In 1991, a group of Italian researchers announced that they had isolated a new antibiotic from a chemical soup brewed with a soil-dwelling bacteria called Planobispora rosea. The drug was a type of thiopeptide, effective against grampositive bacteria like Staphylococcus aureus, P. acnes, and C. difficile but uncooperative in terms of being harnessed for human medicines.
Food allergies and sensitivities have always been a public health problem but are becoming more prevalent worldwide. The U.S. Food and Drug Administration reports that millions of Americans have allergic reactions to food each year.
“It is a capital mistake to theorize before one has data,” said Sherlock Holmes creator and author Arthur Conan Doyle in 1887. In this era of big data, and especially the crush of medical information becoming available through new technologies and bulging databases, Doyle’s quote could be updated to: “It is a capital mistake to theorize before one has data and understands what they mean.”
Why do people start smoking in the first place? That is one of the many complex, interdisciplinary questions behind the Kavli HUMAN Project, a massive data-collection endeavor with the goal of learning how everything—from biology to behavior and environment—affects the human condition.

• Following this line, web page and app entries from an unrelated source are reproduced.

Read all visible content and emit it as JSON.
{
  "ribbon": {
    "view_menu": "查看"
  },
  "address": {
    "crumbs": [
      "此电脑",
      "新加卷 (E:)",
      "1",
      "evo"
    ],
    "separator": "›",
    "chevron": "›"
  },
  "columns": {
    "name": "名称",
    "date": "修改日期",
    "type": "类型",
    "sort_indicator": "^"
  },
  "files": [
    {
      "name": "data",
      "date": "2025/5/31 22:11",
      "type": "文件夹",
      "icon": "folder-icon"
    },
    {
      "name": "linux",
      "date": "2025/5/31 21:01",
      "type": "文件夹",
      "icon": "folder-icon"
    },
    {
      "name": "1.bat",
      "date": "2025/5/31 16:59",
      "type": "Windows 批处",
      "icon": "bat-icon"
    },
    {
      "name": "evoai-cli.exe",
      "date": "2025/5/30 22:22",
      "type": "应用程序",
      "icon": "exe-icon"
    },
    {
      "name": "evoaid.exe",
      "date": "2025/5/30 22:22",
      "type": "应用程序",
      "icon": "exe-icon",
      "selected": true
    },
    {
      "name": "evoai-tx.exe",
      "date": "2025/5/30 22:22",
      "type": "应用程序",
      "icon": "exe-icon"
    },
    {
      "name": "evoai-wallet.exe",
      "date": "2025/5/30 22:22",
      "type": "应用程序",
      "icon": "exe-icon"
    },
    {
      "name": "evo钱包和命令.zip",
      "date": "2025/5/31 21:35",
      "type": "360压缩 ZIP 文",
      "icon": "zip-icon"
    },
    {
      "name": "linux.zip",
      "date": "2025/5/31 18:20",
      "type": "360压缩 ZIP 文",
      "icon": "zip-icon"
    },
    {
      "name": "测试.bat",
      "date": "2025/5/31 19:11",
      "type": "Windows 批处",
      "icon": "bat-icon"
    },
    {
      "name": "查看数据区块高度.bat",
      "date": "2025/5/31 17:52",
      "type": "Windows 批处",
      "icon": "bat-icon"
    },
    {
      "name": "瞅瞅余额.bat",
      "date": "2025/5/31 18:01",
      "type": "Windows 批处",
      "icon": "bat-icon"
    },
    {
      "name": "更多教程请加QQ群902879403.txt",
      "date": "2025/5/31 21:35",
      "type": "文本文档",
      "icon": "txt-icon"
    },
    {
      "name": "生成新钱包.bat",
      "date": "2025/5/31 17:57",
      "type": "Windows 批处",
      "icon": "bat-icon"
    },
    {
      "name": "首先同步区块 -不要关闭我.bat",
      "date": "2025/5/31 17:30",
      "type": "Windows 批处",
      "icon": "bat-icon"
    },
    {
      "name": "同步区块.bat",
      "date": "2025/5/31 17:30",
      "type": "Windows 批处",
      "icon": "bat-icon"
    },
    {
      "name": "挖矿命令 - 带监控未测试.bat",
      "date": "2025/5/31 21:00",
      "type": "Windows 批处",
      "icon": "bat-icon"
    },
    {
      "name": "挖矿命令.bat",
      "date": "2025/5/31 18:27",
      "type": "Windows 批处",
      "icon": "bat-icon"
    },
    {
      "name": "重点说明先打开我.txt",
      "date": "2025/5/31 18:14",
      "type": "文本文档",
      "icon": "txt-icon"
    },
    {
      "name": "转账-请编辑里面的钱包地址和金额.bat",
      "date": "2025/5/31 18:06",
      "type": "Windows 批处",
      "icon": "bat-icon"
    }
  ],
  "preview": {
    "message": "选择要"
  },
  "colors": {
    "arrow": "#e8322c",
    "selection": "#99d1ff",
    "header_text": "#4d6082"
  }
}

It was six years ago that fecal transplantation first received prominent media attention and the public began to fully appreciate that the bacteria and other microbes in their bodies could have a real impact on health…
In our recent book Health-e Everything: Wearables and the Internet of Things for Health, we capture in an interactive e-book format some global thought-leader perspectives as well as early examples of case studies and novel innovations that are driving this emerging technology domain. Here, we
Electricity is the currency of our nervous systems. Thinking and planning, walking and talking, eating and sleeping—all our mental and physical activities are driven by electrical signals moving through the brain. This electrical traffic ebbs and flows in consistent patterns across different brain regions, carrying information from one neuron to the next.